Copy, from the entries below, each line where the word "link" can be found.

%%

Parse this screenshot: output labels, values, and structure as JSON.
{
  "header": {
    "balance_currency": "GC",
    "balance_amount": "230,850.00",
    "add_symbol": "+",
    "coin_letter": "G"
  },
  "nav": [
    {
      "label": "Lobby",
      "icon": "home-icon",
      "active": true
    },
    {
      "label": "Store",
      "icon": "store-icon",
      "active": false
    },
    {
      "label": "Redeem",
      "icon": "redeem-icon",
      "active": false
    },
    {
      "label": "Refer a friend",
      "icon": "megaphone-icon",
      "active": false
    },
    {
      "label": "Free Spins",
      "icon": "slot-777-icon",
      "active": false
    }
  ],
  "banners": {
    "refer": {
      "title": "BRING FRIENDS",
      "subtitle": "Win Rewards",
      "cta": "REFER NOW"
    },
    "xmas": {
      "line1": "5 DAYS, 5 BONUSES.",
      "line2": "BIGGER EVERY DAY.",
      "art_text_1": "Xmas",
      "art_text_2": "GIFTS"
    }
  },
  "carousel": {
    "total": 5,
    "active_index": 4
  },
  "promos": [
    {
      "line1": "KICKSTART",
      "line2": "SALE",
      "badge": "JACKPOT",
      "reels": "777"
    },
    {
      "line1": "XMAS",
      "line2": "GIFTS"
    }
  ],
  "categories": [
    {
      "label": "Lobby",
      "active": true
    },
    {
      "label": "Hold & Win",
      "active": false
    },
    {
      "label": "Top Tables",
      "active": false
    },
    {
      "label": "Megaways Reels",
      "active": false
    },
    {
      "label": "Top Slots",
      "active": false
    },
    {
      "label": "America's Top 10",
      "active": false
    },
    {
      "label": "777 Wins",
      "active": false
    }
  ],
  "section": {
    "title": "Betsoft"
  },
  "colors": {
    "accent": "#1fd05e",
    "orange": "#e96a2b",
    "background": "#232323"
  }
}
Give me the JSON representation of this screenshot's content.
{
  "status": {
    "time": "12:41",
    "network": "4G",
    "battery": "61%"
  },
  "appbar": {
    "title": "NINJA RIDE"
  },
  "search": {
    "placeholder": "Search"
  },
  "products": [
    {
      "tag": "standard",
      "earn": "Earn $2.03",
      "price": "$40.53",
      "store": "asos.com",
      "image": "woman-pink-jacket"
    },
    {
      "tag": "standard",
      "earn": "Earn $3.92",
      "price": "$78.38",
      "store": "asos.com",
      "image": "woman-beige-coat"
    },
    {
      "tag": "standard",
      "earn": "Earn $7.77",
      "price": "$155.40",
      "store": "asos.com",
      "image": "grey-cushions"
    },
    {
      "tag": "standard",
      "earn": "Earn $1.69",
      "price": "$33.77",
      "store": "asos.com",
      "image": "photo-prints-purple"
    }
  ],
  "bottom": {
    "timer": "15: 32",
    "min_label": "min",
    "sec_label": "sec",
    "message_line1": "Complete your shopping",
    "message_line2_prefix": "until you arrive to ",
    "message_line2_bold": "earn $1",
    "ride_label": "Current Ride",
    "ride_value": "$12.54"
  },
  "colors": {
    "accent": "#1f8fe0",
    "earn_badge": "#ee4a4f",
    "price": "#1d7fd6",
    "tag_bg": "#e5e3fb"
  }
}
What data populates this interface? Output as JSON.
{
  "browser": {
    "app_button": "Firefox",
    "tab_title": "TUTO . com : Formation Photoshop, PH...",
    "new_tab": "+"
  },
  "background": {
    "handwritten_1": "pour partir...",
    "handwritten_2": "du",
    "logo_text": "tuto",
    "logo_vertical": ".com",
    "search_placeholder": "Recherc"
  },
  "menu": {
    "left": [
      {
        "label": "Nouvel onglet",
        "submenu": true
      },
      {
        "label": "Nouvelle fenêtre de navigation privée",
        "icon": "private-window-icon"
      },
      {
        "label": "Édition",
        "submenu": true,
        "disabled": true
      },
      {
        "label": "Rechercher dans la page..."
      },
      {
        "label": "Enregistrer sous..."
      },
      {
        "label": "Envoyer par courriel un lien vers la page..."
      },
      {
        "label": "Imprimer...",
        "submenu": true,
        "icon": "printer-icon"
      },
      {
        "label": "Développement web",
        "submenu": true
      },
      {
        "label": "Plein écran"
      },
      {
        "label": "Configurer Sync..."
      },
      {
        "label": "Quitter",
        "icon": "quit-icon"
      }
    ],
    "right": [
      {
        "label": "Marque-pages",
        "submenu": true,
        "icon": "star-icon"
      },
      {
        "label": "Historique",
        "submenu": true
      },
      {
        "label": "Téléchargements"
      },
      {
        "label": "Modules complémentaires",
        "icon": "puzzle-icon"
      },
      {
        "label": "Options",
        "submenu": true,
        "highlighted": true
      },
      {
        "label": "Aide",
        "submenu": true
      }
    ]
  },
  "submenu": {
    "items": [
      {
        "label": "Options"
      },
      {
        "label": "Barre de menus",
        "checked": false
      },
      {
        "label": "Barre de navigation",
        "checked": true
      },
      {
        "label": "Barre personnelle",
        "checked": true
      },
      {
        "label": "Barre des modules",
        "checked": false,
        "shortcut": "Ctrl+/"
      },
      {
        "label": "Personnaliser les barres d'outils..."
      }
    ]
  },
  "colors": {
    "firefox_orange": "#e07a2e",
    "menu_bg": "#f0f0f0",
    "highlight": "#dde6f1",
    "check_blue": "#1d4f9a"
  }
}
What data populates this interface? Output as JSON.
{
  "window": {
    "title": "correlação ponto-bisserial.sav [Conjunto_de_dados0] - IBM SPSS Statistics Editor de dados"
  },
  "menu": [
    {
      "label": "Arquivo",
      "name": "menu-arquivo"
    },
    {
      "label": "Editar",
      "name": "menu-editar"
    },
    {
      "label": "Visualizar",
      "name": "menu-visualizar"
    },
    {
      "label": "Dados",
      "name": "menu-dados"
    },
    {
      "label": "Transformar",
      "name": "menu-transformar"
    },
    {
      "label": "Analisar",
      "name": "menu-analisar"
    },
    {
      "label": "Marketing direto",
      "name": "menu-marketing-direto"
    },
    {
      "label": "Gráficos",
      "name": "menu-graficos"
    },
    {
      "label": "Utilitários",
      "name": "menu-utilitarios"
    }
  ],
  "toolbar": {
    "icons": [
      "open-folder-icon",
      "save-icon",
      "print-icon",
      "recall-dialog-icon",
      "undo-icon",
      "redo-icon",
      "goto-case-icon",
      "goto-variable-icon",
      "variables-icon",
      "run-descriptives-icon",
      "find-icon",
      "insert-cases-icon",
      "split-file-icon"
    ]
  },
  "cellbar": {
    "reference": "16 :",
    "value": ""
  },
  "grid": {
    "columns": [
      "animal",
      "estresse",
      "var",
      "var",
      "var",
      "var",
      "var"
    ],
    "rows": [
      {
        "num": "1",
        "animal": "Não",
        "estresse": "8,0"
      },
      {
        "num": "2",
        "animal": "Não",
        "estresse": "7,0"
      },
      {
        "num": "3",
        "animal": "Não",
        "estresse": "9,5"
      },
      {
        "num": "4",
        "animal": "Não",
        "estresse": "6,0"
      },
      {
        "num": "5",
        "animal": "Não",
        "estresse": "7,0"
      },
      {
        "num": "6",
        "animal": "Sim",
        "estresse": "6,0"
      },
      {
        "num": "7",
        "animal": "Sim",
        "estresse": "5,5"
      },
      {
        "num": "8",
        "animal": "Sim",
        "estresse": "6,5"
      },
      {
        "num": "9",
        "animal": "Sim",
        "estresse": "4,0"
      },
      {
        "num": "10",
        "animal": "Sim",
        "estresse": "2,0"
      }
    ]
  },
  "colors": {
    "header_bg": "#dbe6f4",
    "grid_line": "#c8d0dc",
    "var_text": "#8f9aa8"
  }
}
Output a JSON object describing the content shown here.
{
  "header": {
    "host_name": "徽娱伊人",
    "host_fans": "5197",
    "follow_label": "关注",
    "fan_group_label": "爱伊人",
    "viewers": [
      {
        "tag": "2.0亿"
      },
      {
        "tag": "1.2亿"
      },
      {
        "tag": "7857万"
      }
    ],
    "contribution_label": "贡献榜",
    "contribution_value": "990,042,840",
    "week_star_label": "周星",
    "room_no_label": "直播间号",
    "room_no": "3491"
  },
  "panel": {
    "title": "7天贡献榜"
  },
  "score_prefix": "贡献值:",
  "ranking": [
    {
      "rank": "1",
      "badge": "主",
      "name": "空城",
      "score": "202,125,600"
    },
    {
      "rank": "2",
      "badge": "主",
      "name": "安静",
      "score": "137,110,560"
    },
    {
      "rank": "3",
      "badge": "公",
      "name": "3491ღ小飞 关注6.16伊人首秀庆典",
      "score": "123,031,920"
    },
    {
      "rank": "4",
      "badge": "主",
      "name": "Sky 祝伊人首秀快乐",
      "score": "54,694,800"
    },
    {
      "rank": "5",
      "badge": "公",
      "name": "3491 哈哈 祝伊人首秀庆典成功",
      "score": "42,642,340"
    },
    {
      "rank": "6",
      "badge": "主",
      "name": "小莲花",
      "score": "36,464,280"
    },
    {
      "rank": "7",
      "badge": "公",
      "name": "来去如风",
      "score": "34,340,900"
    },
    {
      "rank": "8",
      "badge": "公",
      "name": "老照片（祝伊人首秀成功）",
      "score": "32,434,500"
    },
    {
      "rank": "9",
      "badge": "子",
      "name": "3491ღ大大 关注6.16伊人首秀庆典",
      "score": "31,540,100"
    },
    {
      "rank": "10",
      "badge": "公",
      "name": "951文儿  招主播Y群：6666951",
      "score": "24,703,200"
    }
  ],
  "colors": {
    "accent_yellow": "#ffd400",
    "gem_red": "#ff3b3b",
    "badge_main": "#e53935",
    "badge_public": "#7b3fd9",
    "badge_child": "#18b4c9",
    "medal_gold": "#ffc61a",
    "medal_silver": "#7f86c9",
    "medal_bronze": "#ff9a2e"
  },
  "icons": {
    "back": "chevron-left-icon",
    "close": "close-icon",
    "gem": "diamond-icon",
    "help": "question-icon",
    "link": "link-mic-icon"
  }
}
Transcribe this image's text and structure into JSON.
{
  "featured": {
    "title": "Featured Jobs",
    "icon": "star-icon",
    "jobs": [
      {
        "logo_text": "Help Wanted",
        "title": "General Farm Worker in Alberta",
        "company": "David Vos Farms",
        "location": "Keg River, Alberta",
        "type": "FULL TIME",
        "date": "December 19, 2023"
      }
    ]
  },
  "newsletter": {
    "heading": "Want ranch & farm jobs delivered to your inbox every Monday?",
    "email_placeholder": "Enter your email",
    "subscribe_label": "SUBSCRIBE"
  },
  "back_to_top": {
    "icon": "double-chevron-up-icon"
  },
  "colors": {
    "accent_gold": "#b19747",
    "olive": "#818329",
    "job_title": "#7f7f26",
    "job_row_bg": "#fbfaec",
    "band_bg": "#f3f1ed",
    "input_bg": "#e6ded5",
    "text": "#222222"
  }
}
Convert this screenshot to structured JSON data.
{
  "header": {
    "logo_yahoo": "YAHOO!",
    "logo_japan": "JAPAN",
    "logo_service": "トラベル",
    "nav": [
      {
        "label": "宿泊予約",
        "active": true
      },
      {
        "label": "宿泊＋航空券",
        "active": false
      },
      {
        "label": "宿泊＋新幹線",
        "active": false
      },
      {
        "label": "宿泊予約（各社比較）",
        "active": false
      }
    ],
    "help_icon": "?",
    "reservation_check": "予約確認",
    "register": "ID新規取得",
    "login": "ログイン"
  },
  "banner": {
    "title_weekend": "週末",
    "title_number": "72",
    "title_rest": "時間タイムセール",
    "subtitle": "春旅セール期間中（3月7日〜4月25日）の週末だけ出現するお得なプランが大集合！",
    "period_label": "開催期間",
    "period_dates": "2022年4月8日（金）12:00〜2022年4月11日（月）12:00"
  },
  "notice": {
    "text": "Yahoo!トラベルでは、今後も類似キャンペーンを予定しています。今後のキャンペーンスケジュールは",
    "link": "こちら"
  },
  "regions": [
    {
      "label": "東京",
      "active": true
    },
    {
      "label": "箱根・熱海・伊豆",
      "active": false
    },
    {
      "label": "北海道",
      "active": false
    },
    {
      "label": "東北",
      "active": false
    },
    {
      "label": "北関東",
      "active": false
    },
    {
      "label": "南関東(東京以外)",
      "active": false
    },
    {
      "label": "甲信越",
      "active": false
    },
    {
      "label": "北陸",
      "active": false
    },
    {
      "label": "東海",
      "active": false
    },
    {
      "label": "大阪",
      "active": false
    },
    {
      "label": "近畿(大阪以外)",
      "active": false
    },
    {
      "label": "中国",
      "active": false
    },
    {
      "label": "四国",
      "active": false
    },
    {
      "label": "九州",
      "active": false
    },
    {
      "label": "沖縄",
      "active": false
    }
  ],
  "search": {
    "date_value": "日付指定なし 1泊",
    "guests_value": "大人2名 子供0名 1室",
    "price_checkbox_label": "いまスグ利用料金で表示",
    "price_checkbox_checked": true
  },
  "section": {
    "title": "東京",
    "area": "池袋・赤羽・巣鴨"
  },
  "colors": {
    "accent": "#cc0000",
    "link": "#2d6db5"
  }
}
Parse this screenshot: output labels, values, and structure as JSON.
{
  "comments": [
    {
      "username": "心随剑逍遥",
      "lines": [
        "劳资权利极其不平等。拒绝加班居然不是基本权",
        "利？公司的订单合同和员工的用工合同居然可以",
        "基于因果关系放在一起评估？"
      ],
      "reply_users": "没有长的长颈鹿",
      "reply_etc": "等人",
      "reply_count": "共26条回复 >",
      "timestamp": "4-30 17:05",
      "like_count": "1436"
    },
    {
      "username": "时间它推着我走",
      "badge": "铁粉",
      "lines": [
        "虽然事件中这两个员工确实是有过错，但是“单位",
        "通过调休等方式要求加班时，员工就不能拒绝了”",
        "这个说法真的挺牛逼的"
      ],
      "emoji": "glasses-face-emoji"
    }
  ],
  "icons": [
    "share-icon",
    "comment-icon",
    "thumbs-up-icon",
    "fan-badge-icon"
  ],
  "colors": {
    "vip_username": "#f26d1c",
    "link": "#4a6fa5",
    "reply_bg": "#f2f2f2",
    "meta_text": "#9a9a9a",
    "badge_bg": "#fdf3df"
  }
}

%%

» SOLUTION BELOW:
    "link": "link-mic-icon"
    "link": "こちら"
    "link": "#2d6db5"
    "link": "#4a6fa5",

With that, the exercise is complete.